Author Katie Hafner opens her biography, A Romance on Three Legs with similar testimonies by fans or listeners of Glenn Gould’s music. They too sensed his supernatural presence. She closes the book with a story about a Hungarian pianist performing on Gould’s beloved piano--a Steinway labeled “CD318” inching its way to the edge of the stage while she played music that the late Gould despised. But even beyond that Gould’s spirit comes through in biographies written about him, the documentary mentioned earlier and his career worth of recordings.

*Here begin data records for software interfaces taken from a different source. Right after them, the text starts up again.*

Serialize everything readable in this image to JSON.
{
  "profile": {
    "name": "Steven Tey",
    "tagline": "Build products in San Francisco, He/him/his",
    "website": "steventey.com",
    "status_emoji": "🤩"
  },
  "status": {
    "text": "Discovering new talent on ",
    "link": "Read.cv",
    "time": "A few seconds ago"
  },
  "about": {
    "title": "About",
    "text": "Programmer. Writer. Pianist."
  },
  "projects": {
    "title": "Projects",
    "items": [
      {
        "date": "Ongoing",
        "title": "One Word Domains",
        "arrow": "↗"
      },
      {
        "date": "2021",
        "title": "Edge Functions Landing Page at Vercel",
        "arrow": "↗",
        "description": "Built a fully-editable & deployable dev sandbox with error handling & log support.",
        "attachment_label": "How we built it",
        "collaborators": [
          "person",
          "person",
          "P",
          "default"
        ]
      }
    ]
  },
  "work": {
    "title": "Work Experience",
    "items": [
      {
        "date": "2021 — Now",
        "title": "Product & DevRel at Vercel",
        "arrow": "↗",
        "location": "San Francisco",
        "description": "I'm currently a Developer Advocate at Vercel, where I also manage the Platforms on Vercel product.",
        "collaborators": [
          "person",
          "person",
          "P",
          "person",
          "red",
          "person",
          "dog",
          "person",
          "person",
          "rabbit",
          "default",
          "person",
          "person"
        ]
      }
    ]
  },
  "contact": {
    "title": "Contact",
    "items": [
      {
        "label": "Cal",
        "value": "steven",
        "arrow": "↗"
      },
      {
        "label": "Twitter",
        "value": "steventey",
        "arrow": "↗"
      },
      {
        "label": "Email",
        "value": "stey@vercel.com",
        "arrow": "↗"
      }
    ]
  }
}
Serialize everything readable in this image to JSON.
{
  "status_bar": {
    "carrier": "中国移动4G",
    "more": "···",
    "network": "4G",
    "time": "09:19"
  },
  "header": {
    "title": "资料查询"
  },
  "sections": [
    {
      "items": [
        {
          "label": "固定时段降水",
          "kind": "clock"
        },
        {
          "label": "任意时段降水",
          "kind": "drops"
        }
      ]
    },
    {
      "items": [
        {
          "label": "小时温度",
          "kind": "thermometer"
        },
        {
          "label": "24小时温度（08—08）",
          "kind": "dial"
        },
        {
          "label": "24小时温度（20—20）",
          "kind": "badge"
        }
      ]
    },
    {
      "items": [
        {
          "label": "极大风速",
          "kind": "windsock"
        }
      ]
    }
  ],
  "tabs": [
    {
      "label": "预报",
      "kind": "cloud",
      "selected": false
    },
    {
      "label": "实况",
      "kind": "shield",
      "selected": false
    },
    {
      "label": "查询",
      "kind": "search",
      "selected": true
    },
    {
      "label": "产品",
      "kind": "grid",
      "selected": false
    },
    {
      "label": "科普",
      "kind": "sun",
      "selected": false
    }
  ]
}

Hafner’s book though doesn’t just focus on Gould and his myriad of eccentricities or his virtuosic talent. She gazes at the love affair a man had with one piano, the piano’s tuner Verne Enquist, and the Steinway family, as well as, the history of Steinway pianos. She educates her readers about the mechanics and structure of pianos, and even gives a few lessons on the challenges tuners face. And what musician can’t relate to obtaining the perfect instrument? This isn’t just relegated to pianists. Violinists, cellists, guitarists, etc…all deal with the quirks of their particular instrument, tuning problems, ergo dynamics, and physical ailments caused by playing instruments not in alignment with a physical body. I have often dreamed of the perfect guitar both in sound and in bodily comfort.
Another focus of the novel revolves around Gould's antagonistic relationship with the Concert Artists department at Steinway & Sons. Certainly any musician would understand that each pianist would need a particular piano to perform their repertoire. Most of the Steinway pianos of Gould's time had tight action and keyboards made for fiery performances of the Romantic Era performers whereas, the more sensitive Gould performed the work of Bach. Also Gould's relationship with his perfect piano, CD 318 ends in tragedy when the instrument some how falls off a five foot loading dock and is severely damaged. It is never restored to its once miraculous state. The romance ends and it feels like a tragic loss.